Data about app and page elements
=== Begin Enclosure ===

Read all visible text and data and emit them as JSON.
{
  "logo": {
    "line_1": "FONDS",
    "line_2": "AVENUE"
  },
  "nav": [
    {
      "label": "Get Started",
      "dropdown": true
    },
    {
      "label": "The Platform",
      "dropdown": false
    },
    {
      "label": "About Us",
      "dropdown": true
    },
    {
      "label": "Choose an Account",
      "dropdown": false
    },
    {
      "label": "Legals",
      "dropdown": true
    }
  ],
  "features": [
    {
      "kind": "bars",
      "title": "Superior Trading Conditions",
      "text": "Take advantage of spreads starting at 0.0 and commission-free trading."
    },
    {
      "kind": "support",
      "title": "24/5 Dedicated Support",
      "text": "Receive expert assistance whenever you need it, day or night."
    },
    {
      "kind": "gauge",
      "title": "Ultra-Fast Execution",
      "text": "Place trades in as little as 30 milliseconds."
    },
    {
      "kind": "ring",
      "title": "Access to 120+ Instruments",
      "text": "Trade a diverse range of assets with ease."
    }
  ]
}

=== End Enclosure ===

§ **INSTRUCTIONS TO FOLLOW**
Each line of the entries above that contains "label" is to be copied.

§ **WRITTEN RESPONSE**
      "label": "Get Started",
      "label": "The Platform",
      "label": "About Us",
      "label": "Choose an Account",
      "label": "Legals",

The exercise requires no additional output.